It’s becoming more common for LTD insurance companies to limit payments for nervous and mental conditions to just two years. This provision is found in almost all employer-provided ERISA LTD plans and many individual LTD policies. With individual policies, it may be possible to buy a rider to remove this limitation in exchange for a higher premium.

Most policies have a limitation that states that disabilities based primarily on self-reported symptoms and disabilities caused by mental illness, drug abuse, and alcohol abuse are limited to 24 months of benefits. This provision defines self-reported symptoms as manifestations you report to your doctor, such as fatigue or pain, that can’t be verified by objective tests and clinical exams. Depression is almost always included in the list of conditions for which benefits are limited to 24 months.

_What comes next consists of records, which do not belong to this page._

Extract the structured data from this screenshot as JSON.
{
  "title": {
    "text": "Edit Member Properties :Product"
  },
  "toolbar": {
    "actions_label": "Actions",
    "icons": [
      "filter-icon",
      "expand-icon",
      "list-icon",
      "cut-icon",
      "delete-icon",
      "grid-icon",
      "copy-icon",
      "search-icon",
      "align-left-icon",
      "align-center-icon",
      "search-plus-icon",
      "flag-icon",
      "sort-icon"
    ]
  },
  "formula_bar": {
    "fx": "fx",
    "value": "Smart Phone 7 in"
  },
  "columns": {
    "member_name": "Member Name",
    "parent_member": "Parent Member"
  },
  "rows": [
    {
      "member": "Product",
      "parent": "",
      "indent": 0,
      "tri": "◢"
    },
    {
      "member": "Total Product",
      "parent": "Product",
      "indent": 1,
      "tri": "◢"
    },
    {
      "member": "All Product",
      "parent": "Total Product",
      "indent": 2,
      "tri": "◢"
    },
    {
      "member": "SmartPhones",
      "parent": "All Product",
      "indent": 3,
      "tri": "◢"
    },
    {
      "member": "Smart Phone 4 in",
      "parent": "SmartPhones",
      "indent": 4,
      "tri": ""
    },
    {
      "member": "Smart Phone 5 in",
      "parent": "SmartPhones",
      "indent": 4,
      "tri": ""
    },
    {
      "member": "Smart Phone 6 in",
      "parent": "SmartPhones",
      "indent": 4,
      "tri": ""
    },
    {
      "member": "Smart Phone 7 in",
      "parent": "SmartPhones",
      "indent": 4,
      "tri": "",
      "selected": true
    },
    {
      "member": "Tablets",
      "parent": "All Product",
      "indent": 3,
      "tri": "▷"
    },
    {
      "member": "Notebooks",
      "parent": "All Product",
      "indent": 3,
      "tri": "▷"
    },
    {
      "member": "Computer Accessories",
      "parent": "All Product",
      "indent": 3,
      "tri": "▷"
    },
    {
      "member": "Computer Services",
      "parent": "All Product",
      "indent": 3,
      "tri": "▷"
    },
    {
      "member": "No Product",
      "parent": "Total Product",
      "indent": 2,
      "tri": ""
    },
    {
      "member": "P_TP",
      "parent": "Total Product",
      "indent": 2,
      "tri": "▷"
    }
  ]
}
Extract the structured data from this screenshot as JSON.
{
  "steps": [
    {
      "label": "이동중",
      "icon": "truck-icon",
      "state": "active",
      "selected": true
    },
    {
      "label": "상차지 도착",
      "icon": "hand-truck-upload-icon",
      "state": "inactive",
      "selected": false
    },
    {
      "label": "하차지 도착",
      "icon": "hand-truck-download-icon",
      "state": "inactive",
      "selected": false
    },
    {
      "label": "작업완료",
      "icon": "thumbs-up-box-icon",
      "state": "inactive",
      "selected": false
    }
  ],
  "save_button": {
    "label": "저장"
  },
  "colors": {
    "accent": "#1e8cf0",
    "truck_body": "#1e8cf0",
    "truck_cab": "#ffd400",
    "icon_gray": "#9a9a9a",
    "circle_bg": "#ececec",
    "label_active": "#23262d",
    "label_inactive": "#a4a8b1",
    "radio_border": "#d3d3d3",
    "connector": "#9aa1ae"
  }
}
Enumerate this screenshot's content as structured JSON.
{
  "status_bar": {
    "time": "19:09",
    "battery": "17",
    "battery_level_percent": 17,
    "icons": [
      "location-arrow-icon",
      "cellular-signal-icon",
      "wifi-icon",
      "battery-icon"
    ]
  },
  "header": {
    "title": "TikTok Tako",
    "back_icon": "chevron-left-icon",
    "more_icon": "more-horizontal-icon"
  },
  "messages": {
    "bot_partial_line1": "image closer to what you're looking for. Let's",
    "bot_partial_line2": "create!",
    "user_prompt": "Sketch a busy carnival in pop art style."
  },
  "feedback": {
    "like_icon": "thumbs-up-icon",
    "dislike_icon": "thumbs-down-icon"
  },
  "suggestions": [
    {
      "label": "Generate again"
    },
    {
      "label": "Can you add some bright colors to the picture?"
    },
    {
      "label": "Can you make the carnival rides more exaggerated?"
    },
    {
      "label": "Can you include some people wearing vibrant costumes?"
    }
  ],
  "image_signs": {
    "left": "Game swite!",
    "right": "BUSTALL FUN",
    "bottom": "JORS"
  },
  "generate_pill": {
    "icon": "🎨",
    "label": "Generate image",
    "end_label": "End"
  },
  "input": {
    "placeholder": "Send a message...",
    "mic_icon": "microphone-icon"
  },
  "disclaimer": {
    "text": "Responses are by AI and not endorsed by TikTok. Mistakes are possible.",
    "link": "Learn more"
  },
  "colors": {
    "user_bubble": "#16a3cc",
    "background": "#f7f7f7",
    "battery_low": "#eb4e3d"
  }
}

Some mental illnesses are exempt from this limitation in many cases. Commonly exempted disorders include dementia, schizophrenia, Alzheimer’s disease, organic brain disease, and sometimes bipolar disorder. If your policy exempts these disorders from the limitation, you can collect LTD benefits indefinitely as long as you remain disabled.

Documenting Your LTD Claim
To improve the chances of having your claim approved, it’s vital that you properly document your claim and receive consistent treatment from a mental health professional. Your treating doctor should write an explanation about your condition and limitations rather than using the form provided by the insurance company which is designed to elicit responses that allow the insurer to deny your claim. Be sure your doctor explains any limitations you have with:
— Stay on-task all day
— Maintaining concentration and focus
— Avoiding excessive absences
— Responding appropriately to criticism
— Interacting appropriately with the public and co-workers
— Remembering, understanding, and performing simple actions

If you are attempting to file an LTD claim for a mental disorder or your claim has been denied, it’s important to work with an experienced Philadelphia LTD attorney to help document your condition and avoid common mistakes that can get your claim denied. Contact Edelstein Martin & Nelson for a free consultation with a disability lawyer in Philadelphia to get help with your claim.

The post Long Term Disability & Mental Health Issues appeared first on Philadelphia Disability Insurance Lawyer.